- **The problem**: If a line below contains the string "content", return that line.

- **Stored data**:
[Start of Attachment]

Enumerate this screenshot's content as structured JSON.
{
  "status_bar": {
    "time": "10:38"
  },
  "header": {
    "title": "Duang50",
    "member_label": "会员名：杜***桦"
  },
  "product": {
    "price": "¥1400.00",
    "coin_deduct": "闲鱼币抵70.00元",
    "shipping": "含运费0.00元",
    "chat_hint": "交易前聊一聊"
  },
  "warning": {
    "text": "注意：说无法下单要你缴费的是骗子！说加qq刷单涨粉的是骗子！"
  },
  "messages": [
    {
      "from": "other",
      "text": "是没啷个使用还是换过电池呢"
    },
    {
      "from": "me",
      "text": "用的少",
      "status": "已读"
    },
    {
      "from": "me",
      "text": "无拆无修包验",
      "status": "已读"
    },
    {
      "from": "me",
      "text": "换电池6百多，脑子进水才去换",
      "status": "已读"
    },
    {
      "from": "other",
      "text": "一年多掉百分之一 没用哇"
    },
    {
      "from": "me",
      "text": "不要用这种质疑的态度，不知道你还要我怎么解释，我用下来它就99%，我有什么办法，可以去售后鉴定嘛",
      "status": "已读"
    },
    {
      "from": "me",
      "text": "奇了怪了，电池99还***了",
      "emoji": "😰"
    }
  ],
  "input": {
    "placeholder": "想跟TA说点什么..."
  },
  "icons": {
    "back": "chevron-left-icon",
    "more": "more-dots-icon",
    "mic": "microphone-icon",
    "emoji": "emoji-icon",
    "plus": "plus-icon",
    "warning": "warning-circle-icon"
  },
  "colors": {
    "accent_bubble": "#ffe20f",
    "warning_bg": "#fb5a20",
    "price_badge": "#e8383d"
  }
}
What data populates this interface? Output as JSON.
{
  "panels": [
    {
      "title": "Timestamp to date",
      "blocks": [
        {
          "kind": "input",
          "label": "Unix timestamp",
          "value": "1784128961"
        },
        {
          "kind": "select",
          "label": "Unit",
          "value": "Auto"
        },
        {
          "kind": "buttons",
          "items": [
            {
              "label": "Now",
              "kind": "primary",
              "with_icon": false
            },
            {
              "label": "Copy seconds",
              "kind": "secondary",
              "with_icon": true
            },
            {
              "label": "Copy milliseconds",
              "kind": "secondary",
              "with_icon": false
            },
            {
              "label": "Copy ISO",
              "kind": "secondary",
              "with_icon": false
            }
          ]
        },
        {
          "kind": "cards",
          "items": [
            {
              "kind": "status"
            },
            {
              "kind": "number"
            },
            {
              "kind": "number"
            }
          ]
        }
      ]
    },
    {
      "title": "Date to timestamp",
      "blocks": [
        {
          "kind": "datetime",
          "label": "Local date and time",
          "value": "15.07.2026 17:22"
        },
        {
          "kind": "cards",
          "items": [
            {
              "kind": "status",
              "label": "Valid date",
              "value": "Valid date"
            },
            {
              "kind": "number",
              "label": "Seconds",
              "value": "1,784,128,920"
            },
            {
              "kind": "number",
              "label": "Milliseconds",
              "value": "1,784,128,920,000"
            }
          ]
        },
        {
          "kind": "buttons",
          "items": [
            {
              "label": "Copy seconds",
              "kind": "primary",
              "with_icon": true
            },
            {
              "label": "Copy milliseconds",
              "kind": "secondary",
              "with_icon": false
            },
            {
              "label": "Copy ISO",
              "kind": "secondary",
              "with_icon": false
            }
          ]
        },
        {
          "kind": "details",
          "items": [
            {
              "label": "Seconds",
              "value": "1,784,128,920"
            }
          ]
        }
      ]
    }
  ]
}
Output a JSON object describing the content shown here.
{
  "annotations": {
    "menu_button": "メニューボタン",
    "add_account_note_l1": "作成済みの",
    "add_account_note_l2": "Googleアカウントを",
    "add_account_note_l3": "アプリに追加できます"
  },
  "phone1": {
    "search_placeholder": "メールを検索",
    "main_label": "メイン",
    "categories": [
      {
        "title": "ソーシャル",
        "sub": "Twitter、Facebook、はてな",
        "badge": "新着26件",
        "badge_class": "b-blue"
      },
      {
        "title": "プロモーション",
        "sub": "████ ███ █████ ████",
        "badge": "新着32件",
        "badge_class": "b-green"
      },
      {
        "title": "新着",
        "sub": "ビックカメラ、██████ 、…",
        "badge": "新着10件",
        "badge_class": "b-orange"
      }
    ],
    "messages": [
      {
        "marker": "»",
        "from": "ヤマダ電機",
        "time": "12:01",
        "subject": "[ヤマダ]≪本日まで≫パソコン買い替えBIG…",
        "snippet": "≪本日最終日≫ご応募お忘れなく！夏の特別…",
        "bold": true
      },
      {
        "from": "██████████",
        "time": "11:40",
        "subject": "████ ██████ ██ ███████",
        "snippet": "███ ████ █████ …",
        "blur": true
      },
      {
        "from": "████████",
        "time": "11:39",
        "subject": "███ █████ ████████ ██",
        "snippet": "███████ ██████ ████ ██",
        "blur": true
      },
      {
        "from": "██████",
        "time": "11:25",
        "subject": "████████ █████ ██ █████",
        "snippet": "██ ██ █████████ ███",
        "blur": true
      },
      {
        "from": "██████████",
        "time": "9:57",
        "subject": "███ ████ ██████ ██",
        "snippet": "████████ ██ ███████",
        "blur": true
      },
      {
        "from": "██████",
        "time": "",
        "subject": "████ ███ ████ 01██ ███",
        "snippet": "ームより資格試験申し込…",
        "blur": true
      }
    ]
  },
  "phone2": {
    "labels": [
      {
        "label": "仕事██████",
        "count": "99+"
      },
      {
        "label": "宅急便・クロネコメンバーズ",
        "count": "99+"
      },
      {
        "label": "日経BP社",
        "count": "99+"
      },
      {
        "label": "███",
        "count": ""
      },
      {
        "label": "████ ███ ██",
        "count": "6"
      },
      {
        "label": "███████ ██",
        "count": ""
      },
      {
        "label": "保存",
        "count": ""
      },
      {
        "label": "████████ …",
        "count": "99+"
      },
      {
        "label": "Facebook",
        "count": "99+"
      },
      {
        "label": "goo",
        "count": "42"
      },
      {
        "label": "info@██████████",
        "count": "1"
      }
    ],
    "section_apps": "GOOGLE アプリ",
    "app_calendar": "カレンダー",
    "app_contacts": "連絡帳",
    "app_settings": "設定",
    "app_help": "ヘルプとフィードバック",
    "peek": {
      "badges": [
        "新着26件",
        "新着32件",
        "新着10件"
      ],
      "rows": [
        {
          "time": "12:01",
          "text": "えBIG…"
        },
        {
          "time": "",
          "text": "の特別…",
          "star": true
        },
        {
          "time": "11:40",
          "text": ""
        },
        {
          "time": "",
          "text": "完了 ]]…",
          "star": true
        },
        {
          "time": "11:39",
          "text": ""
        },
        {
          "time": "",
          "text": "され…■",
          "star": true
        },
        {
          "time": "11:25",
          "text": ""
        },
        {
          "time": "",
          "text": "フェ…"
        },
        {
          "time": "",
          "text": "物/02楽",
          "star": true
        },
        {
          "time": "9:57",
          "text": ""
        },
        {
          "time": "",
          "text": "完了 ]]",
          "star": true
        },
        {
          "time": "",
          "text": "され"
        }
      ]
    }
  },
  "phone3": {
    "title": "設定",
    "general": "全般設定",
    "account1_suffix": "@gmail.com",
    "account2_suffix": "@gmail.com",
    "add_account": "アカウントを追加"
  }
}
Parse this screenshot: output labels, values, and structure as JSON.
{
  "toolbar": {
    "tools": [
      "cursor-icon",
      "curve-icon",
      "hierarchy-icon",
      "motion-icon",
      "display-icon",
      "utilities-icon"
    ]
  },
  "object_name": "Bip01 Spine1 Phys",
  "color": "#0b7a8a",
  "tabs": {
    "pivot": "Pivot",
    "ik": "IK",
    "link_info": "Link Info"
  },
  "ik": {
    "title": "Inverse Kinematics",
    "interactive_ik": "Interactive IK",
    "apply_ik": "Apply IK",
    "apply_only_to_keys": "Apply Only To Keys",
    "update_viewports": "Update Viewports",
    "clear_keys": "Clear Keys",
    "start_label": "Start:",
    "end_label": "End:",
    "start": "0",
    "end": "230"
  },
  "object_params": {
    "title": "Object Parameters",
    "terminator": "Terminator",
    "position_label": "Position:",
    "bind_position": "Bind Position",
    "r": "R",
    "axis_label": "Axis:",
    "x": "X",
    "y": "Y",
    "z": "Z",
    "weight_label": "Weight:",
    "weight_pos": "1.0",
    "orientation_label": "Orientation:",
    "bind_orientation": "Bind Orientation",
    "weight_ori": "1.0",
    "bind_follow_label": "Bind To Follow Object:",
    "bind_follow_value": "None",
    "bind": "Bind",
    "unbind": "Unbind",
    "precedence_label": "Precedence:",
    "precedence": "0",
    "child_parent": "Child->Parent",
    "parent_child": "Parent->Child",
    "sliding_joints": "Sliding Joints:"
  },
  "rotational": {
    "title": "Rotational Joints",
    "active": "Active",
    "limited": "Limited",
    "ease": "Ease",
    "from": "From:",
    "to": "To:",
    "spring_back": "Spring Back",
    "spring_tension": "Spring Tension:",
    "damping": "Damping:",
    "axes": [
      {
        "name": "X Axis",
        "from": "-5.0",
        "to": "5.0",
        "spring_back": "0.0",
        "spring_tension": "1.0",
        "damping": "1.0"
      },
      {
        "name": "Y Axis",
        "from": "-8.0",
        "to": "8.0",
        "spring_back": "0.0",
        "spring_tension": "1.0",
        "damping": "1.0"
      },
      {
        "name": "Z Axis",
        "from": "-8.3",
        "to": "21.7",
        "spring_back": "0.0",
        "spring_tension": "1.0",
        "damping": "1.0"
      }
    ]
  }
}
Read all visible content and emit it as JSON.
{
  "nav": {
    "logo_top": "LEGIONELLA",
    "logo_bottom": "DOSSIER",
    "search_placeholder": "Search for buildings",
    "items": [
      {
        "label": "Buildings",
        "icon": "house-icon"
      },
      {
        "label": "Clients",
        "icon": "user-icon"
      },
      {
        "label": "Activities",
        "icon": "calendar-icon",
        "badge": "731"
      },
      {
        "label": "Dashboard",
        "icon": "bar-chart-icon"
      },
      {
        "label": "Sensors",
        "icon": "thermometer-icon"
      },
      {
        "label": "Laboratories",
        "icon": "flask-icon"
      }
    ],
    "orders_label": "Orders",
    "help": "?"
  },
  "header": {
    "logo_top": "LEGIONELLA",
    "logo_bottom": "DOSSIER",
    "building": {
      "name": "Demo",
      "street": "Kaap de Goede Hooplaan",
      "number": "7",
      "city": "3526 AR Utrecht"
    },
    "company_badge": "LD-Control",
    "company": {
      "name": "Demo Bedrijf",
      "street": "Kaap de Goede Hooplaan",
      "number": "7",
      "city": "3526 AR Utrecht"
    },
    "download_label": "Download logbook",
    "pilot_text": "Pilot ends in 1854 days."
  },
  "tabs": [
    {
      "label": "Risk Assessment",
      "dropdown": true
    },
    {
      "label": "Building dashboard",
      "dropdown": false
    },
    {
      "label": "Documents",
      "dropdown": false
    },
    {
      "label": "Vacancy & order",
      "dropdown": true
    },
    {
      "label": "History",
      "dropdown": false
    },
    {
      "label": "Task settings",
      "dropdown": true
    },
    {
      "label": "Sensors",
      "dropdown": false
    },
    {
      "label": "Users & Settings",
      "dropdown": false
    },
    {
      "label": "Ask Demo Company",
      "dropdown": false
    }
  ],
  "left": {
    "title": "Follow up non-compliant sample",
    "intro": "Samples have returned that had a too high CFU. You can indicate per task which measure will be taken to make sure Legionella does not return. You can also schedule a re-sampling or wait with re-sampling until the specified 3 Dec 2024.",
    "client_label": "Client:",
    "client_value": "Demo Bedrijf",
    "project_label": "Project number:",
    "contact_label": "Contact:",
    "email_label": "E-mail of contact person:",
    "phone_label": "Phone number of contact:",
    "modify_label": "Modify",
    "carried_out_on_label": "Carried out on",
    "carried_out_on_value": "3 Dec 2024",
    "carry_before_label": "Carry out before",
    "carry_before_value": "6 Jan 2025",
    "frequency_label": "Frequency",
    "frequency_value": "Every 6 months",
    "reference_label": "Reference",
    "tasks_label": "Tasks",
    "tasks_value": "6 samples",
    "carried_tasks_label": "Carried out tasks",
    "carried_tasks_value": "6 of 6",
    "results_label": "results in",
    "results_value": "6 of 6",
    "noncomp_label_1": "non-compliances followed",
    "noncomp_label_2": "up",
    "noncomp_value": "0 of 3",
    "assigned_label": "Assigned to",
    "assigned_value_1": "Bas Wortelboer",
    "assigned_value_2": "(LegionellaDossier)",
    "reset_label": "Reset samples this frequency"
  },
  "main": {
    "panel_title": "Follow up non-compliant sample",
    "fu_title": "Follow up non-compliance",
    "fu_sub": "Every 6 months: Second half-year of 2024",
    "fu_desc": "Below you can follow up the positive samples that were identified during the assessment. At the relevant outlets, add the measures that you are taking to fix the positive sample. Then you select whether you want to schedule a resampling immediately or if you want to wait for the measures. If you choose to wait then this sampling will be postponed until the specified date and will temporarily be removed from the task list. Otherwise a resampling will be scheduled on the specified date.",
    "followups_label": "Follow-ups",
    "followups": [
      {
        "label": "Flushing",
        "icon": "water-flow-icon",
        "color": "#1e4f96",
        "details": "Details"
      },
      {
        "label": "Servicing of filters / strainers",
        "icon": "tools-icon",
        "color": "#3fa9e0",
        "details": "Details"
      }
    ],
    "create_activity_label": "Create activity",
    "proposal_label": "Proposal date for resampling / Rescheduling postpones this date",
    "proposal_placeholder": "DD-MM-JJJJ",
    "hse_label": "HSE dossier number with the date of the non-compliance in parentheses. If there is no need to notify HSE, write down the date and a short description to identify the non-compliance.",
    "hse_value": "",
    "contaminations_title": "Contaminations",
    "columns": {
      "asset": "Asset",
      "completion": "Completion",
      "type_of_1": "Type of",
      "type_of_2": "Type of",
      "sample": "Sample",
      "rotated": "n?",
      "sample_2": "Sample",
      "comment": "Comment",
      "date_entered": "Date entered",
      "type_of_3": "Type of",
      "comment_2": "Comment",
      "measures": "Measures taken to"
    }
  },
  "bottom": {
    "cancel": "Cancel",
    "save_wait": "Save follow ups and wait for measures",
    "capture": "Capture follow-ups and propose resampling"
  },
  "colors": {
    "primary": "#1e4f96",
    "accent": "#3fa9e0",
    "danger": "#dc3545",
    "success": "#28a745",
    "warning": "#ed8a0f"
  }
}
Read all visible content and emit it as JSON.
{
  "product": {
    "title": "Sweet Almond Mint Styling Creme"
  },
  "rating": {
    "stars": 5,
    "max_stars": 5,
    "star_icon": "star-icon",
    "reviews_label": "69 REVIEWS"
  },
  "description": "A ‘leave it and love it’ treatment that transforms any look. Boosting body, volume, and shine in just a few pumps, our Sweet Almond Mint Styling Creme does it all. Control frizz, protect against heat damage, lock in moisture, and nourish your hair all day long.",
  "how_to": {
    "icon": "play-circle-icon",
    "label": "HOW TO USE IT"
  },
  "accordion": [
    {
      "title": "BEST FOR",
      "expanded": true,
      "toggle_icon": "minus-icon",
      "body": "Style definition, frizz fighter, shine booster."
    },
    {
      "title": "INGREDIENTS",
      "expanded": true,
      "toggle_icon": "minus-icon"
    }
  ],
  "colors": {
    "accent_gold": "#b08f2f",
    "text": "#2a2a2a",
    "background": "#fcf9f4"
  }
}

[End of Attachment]

- **Answer for the task**:
Enumerate this screenshot's content as structured JSON.
Output a JSON object describing the content shown here.
Read all visible content and emit it as JSON.
Read all visible content and emit it as JSON.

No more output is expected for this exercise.